App and web page records:
▬▬▬

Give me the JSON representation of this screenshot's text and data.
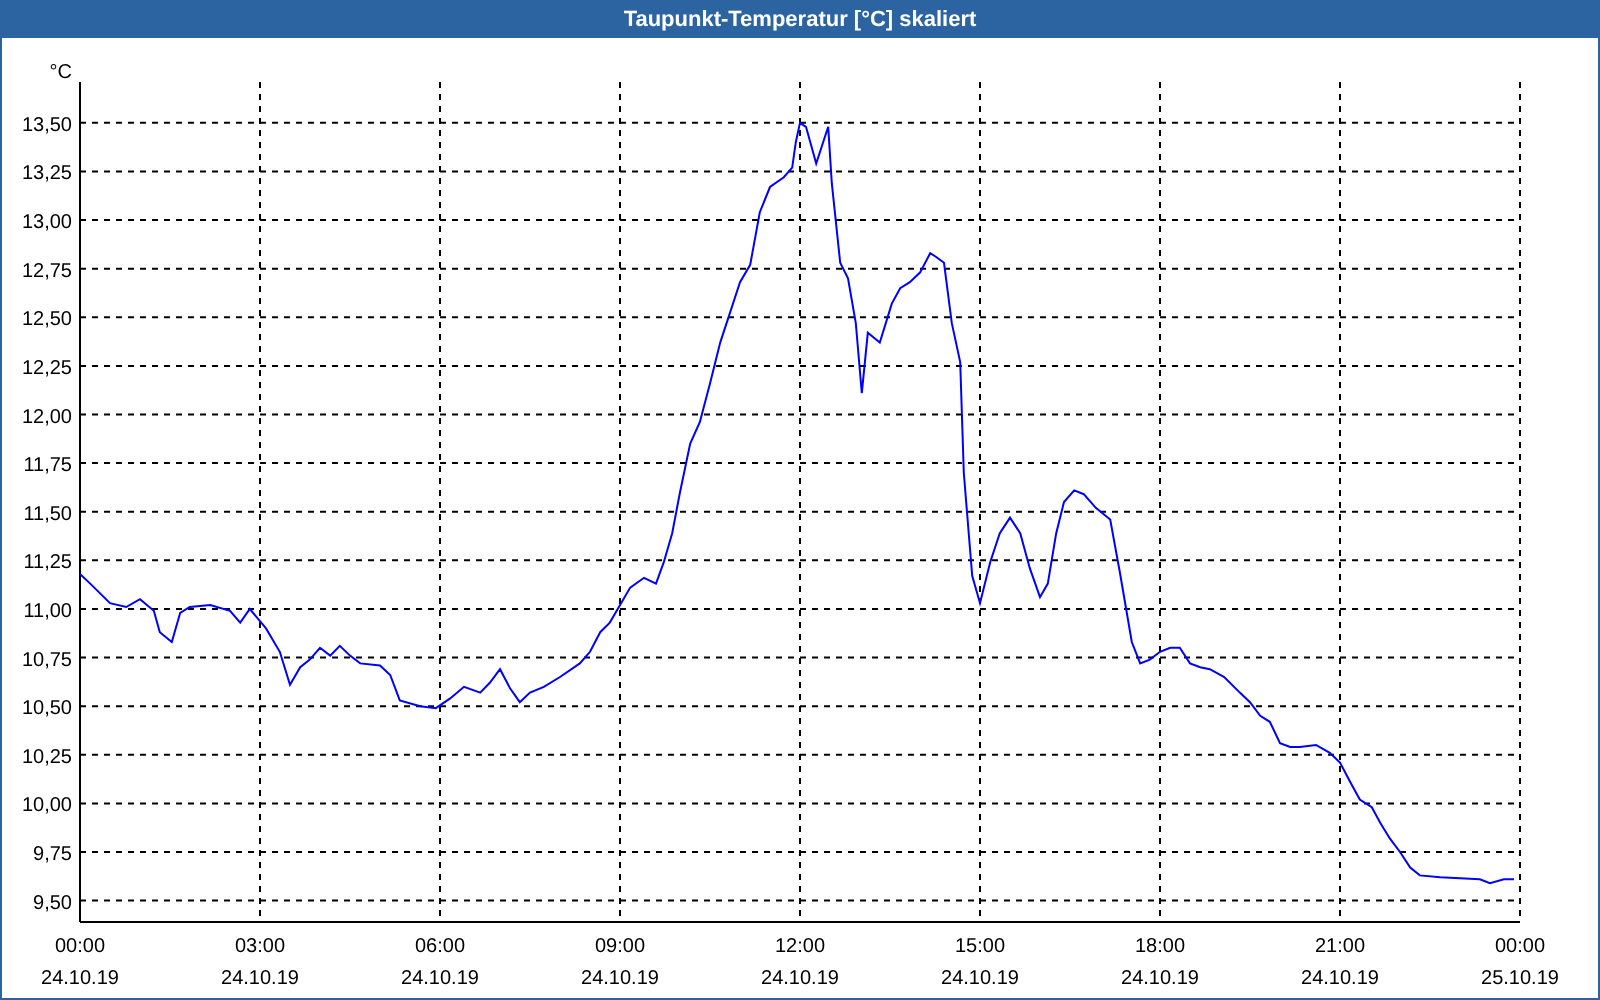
{
  "window": {
    "title": "Taupunkt-Temperatur [°C] skaliert"
  },
  "chart": {
    "chart_data": {
      "type": "line",
      "grid": true,
      "ylabel": "°C",
      "xlim": [
        0,
        24
      ],
      "ylim": [
        9.39,
        13.71
      ],
      "yticks": [
        {
          "value": 9.5,
          "label": "9,50"
        },
        {
          "value": 9.75,
          "label": "9,75"
        },
        {
          "value": 10,
          "label": "10,00"
        },
        {
          "value": 10.25,
          "label": "10,25"
        },
        {
          "value": 10.5,
          "label": "10,50"
        },
        {
          "value": 10.75,
          "label": "10,75"
        },
        {
          "value": 11,
          "label": "11,00"
        },
        {
          "value": 11.25,
          "label": "11,25"
        },
        {
          "value": 11.5,
          "label": "11,50"
        },
        {
          "value": 11.75,
          "label": "11,75"
        },
        {
          "value": 12,
          "label": "12,00"
        },
        {
          "value": 12.25,
          "label": "12,25"
        },
        {
          "value": 12.5,
          "label": "12,50"
        },
        {
          "value": 12.75,
          "label": "12,75"
        },
        {
          "value": 13,
          "label": "13,00"
        },
        {
          "value": 13.25,
          "label": "13,25"
        },
        {
          "value": 13.5,
          "label": "13,50"
        }
      ],
      "xticks": [
        {
          "value": 0,
          "label": "00:00"
        },
        {
          "value": 3,
          "label": "03:00"
        },
        {
          "value": 6,
          "label": "06:00"
        },
        {
          "value": 9,
          "label": "09:00"
        },
        {
          "value": 12,
          "label": "12:00"
        },
        {
          "value": 15,
          "label": "15:00"
        },
        {
          "value": 18,
          "label": "18:00"
        },
        {
          "value": 21,
          "label": "21:00"
        },
        {
          "value": 24,
          "label": "00:00"
        }
      ],
      "x": [
        0,
        0.17,
        0.5,
        0.77,
        1,
        1.23,
        1.33,
        1.53,
        1.67,
        1.83,
        2.17,
        2.5,
        2.67,
        2.83,
        3.1,
        3.33,
        3.5,
        3.67,
        3.83,
        4,
        4.17,
        4.33,
        4.5,
        4.67,
        5,
        5.17,
        5.33,
        5.67,
        5.93,
        6.17,
        6.4,
        6.67,
        6.83,
        7,
        7.17,
        7.33,
        7.5,
        7.73,
        8,
        8.33,
        8.5,
        8.67,
        8.83,
        9.17,
        9.4,
        9.6,
        9.73,
        9.87,
        10,
        10.17,
        10.33,
        10.5,
        10.67,
        10.83,
        11,
        11.17,
        11.33,
        11.5,
        11.73,
        11.87,
        11.93,
        12,
        12.1,
        12.27,
        12.47,
        12.53,
        12.67,
        12.8,
        12.93,
        13.03,
        13.13,
        13.33,
        13.53,
        13.67,
        13.83,
        14,
        14.17,
        14.27,
        14.4,
        14.53,
        14.67,
        14.73,
        14.87,
        15,
        15.17,
        15.33,
        15.5,
        15.67,
        15.83,
        16,
        16.13,
        16.27,
        16.4,
        16.57,
        16.73,
        16.93,
        17.17,
        17.33,
        17.53,
        17.67,
        17.83,
        18,
        18.17,
        18.33,
        18.5,
        18.67,
        18.83,
        19.07,
        19.33,
        19.5,
        19.67,
        19.83,
        20,
        20.17,
        20.33,
        20.6,
        20.83,
        21,
        21.17,
        21.33,
        21.53,
        21.67,
        21.83,
        22,
        22.17,
        22.33,
        22.67,
        23.33,
        23.5,
        23.73,
        23.9
      ],
      "series": [
        {
          "color": "#0000ff",
          "values": [
            11.18,
            11.13,
            11.03,
            11.01,
            11.05,
            10.99,
            10.88,
            10.83,
            10.98,
            11.01,
            11.02,
            10.99,
            10.93,
            11.0,
            10.9,
            10.78,
            10.61,
            10.7,
            10.74,
            10.8,
            10.76,
            10.81,
            10.76,
            10.72,
            10.71,
            10.66,
            10.53,
            10.5,
            10.49,
            10.54,
            10.6,
            10.57,
            10.62,
            10.69,
            10.59,
            10.52,
            10.57,
            10.6,
            10.65,
            10.72,
            10.78,
            10.88,
            10.93,
            11.11,
            11.16,
            11.13,
            11.24,
            11.39,
            11.6,
            11.85,
            11.96,
            12.16,
            12.37,
            12.52,
            12.68,
            12.77,
            13.04,
            13.17,
            13.22,
            13.27,
            13.4,
            13.5,
            13.48,
            13.29,
            13.48,
            13.19,
            12.78,
            12.7,
            12.47,
            12.11,
            12.42,
            12.37,
            12.57,
            12.65,
            12.68,
            12.73,
            12.83,
            12.81,
            12.78,
            12.47,
            12.27,
            11.7,
            11.17,
            11.03,
            11.24,
            11.39,
            11.47,
            11.39,
            11.21,
            11.06,
            11.13,
            11.39,
            11.55,
            11.61,
            11.59,
            11.52,
            11.46,
            11.19,
            10.83,
            10.72,
            10.74,
            10.78,
            10.8,
            10.8,
            10.72,
            10.7,
            10.69,
            10.65,
            10.57,
            10.52,
            10.45,
            10.42,
            10.31,
            10.29,
            10.29,
            10.3,
            10.26,
            10.21,
            10.11,
            10.02,
            9.98,
            9.9,
            9.82,
            9.75,
            9.67,
            9.63,
            9.62,
            9.61,
            9.59,
            9.61,
            9.61
          ]
        }
      ]
    },
    "date_labels": [
      "24.10.19",
      "24.10.19",
      "24.10.19",
      "24.10.19",
      "24.10.19",
      "24.10.19",
      "24.10.19",
      "24.10.19",
      "25.10.19"
    ]
  }
}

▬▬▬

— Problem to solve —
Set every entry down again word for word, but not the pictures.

— Answer to this task —
Give me the JSON representation of this screenshot's text and data.
{
  "window": {
    "title": "Taupunkt-Temperatur [°C] skaliert"
  },
  "chart": {
    "chart_data": {
      "type": "line",
      "grid": true,
      "ylabel": "°C",
      "xlim": [
        0,
        24
      ],
      "ylim": [
        9.39,
        13.71
      ],
      "yticks": [
        {
          "value": 9.5,
          "label": "9,50"
        },
        {
          "value": 9.75,
          "label": "9,75"
        },
        {
          "value": 10,
          "label": "10,00"
        },
        {
          "value": 10.25,
          "label": "10,25"
        },
        {
          "value": 10.5,
          "label": "10,50"
        },
        {
          "value": 10.75,
          "label": "10,75"
        },
        {
          "value": 11,
          "label": "11,00"
        },
        {
          "value": 11.25,
          "label": "11,25"
        },
        {
          "value": 11.5,
          "label": "11,50"
        },
        {
          "value": 11.75,
          "label": "11,75"
        },
        {
          "value": 12,
          "label": "12,00"
        },
        {
          "value": 12.25,
          "label": "12,25"
        },
        {
          "value": 12.5,
          "label": "12,50"
        },
        {
          "value": 12.75,
          "label": "12,75"
        },
        {
          "value": 13,
          "label": "13,00"
        },
        {
          "value": 13.25,
          "label": "13,25"
        },
        {
          "value": 13.5,
          "label": "13,50"
        }
      ],
      "xticks": [
        {
          "value": 0,
          "label": "00:00"
        },
        {
          "value": 3,
          "label": "03:00"
        },
        {
          "value": 6,
          "label": "06:00"
        },
        {
          "value": 9,
          "label": "09:00"
        },
        {
          "value": 12,
          "label": "12:00"
        },
        {
          "value": 15,
          "label": "15:00"
        },
        {
          "value": 18,
          "label": "18:00"
        },
        {
          "value": 21,
          "label": "21:00"
        },
        {
          "value": 24,
          "label": "00:00"
        }
      ],
      "x": [
        0,
        0.17,
        0.5,
        0.77,
        1,
        1.23,
        1.33,
        1.53,
        1.67,
        1.83,
        2.17,
        2.5,
        2.67,
        2.83,
        3.1,
        3.33,
        3.5,
        3.67,
        3.83,
        4,
        4.17,
        4.33,
        4.5,
        4.67,
        5,
        5.17,
        5.33,
        5.67,
        5.93,
        6.17,
        6.4,
        6.67,
        6.83,
        7,
        7.17,
        7.33,
        7.5,
        7.73,
        8,
        8.33,
        8.5,
        8.67,
        8.83,
        9.17,
        9.4,
        9.6,
        9.73,
        9.87,
        10,
        10.17,
        10.33,
        10.5,
        10.67,
        10.83,
        11,
        11.17,
        11.33,
        11.5,
        11.73,
        11.87,
        11.93,
        12,
        12.1,
        12.27,
        12.47,
        12.53,
        12.67,
        12.8,
        12.93,
        13.03,
        13.13,
        13.33,
        13.53,
        13.67,
        13.83,
        14,
        14.17,
        14.27,
        14.4,
        14.53,
        14.67,
        14.73,
        14.87,
        15,
        15.17,
        15.33,
        15.5,
        15.67,
        15.83,
        16,
        16.13,
        16.27,
        16.4,
        16.57,
        16.73,
        16.93,
        17.17,
        17.33,
        17.53,
        17.67,
        17.83,
        18,
        18.17,
        18.33,
        18.5,
        18.67,
        18.83,
        19.07,
        19.33,
        19.5,
        19.67,
        19.83,
        20,
        20.17,
        20.33,
        20.6,
        20.83,
        21,
        21.17,
        21.33,
        21.53,
        21.67,
        21.83,
        22,
        22.17,
        22.33,
        22.67,
        23.33,
        23.5,
        23.73,
        23.9
      ],
      "series": [
        {
          "color": "#0000ff",
          "values": [
            11.18,
            11.13,
            11.03,
            11.01,
            11.05,
            10.99,
            10.88,
            10.83,
            10.98,
            11.01,
            11.02,
            10.99,
            10.93,
            11.0,
            10.9,
            10.78,
            10.61,
            10.7,
            10.74,
            10.8,
            10.76,
            10.81,
            10.76,
            10.72,
            10.71,
            10.66,
            10.53,
            10.5,
            10.49,
            10.54,
            10.6,
            10.57,
            10.62,
            10.69,
            10.59,
            10.52,
            10.57,
            10.6,
            10.65,
            10.72,
            10.78,
            10.88,
            10.93,
            11.11,
            11.16,
            11.13,
            11.24,
            11.39,
            11.6,
            11.85,
            11.96,
            12.16,
            12.37,
            12.52,
            12.68,
            12.77,
            13.04,
            13.17,
            13.22,
            13.27,
            13.4,
            13.5,
            13.48,
            13.29,
            13.48,
            13.19,
            12.78,
            12.7,
            12.47,
            12.11,
            12.42,
            12.37,
            12.57,
            12.65,
            12.68,
            12.73,
            12.83,
            12.81,
            12.78,
            12.47,
            12.27,
            11.7,
            11.17,
            11.03,
            11.24,
            11.39,
            11.47,
            11.39,
            11.21,
            11.06,
            11.13,
            11.39,
            11.55,
            11.61,
            11.59,
            11.52,
            11.46,
            11.19,
            10.83,
            10.72,
            10.74,
            10.78,
            10.8,
            10.8,
            10.72,
            10.7,
            10.69,
            10.65,
            10.57,
            10.52,
            10.45,
            10.42,
            10.31,
            10.29,
            10.29,
            10.3,
            10.26,
            10.21,
            10.11,
            10.02,
            9.98,
            9.9,
            9.82,
            9.75,
            9.67,
            9.63,
            9.62,
            9.61,
            9.59,
            9.61,
            9.61
          ]
        }
      ]
    },
    "date_labels": [
      "24.10.19",
      "24.10.19",
      "24.10.19",
      "24.10.19",
      "24.10.19",
      "24.10.19",
      "24.10.19",
      "24.10.19",
      "25.10.19"
    ]
  }
}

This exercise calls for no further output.